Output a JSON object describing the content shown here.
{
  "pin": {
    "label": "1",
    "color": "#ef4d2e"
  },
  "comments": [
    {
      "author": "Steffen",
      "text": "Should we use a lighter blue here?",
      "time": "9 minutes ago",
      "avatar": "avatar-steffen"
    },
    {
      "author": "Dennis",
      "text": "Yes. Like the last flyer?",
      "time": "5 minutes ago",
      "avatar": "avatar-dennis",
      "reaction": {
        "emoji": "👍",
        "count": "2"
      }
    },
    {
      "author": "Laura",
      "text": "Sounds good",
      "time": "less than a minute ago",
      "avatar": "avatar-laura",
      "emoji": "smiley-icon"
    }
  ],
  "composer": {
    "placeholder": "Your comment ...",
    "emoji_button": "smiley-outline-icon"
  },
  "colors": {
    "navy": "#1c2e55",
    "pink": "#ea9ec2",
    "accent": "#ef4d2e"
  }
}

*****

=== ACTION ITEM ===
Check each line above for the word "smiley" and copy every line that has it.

=== EXERCISE SOLUTION ===
      "emoji": "smiley-icon"
    "emoji_button": "smiley-outline-icon"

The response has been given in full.